(Records provided begins)
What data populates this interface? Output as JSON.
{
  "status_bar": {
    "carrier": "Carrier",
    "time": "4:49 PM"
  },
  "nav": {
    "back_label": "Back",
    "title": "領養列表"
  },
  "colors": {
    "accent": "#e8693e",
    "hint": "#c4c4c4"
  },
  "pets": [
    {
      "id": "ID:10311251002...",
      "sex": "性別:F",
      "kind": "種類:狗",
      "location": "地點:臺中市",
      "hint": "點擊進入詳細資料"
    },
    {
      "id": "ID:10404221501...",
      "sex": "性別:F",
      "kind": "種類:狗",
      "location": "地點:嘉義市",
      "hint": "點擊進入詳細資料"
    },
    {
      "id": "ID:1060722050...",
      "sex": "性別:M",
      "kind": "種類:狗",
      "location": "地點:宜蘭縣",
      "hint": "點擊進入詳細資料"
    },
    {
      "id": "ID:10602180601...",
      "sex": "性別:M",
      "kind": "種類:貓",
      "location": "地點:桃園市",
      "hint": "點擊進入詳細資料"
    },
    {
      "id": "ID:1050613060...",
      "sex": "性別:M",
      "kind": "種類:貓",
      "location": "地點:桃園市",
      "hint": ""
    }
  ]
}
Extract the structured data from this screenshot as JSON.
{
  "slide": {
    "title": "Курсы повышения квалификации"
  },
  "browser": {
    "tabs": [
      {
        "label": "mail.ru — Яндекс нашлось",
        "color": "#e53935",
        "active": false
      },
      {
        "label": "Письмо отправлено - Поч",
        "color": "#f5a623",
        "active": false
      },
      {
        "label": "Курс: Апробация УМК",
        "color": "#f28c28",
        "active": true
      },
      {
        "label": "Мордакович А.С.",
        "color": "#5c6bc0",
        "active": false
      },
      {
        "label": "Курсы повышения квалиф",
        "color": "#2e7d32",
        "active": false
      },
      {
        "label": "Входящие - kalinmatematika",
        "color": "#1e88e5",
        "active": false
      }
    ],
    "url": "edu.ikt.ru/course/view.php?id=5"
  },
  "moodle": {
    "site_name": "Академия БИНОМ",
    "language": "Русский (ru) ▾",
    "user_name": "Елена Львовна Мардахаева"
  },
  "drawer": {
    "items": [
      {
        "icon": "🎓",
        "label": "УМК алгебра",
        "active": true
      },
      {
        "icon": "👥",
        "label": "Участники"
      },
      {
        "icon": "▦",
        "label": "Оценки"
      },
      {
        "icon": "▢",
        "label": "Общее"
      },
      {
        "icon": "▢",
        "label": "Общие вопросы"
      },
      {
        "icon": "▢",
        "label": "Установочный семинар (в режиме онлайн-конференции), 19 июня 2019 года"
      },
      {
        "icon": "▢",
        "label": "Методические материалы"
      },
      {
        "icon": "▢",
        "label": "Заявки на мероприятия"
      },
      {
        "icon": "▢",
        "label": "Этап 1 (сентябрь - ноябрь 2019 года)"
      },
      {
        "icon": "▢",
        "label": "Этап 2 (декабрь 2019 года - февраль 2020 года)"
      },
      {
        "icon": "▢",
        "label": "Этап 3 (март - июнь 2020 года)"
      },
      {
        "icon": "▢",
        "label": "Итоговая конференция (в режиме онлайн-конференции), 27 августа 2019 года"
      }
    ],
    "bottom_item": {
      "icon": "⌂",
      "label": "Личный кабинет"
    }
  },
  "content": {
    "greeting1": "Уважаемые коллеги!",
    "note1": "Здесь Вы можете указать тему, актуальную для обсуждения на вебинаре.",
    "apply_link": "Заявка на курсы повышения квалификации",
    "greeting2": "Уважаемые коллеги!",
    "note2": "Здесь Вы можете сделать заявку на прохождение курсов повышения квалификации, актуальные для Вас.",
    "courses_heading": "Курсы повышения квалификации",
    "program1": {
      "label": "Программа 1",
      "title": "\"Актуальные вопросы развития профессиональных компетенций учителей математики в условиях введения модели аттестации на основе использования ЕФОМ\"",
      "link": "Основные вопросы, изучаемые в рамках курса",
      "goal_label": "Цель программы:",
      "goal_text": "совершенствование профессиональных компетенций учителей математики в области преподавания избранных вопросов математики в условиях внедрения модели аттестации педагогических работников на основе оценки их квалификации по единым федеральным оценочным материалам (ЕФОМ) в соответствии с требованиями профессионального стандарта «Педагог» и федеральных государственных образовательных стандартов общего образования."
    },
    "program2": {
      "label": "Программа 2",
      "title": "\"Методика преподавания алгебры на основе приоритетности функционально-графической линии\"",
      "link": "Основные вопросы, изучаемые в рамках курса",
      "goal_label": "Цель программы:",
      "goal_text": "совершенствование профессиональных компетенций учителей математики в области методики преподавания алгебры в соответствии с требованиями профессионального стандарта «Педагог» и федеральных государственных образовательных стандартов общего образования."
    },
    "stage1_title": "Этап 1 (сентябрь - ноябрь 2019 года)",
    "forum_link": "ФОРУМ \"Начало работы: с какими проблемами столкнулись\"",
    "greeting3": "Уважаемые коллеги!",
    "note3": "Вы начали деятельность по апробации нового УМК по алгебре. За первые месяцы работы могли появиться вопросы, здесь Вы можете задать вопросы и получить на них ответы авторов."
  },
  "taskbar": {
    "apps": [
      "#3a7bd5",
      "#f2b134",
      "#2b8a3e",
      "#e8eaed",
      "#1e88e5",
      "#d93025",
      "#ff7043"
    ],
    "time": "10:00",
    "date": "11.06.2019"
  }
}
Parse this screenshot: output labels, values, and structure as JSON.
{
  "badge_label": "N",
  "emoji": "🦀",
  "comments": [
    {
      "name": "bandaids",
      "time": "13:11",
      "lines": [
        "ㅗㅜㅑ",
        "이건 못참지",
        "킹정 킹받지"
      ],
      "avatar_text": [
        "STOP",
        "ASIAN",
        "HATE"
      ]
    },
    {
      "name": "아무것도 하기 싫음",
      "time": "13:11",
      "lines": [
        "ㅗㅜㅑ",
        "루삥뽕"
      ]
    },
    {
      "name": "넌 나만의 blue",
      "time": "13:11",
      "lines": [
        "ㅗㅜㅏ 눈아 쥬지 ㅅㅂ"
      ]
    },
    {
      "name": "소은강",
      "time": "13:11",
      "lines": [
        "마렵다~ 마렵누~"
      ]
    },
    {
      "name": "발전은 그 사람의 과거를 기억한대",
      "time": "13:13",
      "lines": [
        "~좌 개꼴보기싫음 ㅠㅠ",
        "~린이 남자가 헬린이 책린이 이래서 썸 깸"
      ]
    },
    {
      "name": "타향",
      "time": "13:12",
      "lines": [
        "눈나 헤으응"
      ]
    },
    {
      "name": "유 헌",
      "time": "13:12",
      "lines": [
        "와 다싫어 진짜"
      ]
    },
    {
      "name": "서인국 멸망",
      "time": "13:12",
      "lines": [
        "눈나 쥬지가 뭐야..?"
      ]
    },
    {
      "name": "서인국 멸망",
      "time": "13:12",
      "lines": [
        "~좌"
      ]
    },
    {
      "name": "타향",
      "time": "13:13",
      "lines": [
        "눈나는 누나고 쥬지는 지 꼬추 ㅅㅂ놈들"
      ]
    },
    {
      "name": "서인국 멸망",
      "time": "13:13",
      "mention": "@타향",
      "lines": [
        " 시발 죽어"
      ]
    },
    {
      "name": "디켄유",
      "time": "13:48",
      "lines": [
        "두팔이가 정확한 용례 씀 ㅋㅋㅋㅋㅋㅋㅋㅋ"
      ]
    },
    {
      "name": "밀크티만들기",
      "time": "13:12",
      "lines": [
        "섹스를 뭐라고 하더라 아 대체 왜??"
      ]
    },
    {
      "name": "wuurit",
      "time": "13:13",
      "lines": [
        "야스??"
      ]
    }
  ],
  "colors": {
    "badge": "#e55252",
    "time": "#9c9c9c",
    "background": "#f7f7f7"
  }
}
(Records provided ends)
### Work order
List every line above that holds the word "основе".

### Result of this task
      "title": "\"Актуальные вопросы развития профессиональных компетенций учителей математики в условиях введения модели аттестации на основе использования ЕФОМ\"",
      "goal_text": "совершенствование профессиональных компетенций учителей математики в области преподавания избранных вопросов математики в условиях внедрения модели аттестации педагогических работников на основе оценки их квалификации по единым федеральным оценочным материалам (ЕФОМ) в соответствии с требованиями профессионального стандарта «Педагог» и федеральных государственных образовательных стандартов общего образования."
      "title": "\"Методика преподавания алгебры на основе приоритетности функционально-графической линии\"",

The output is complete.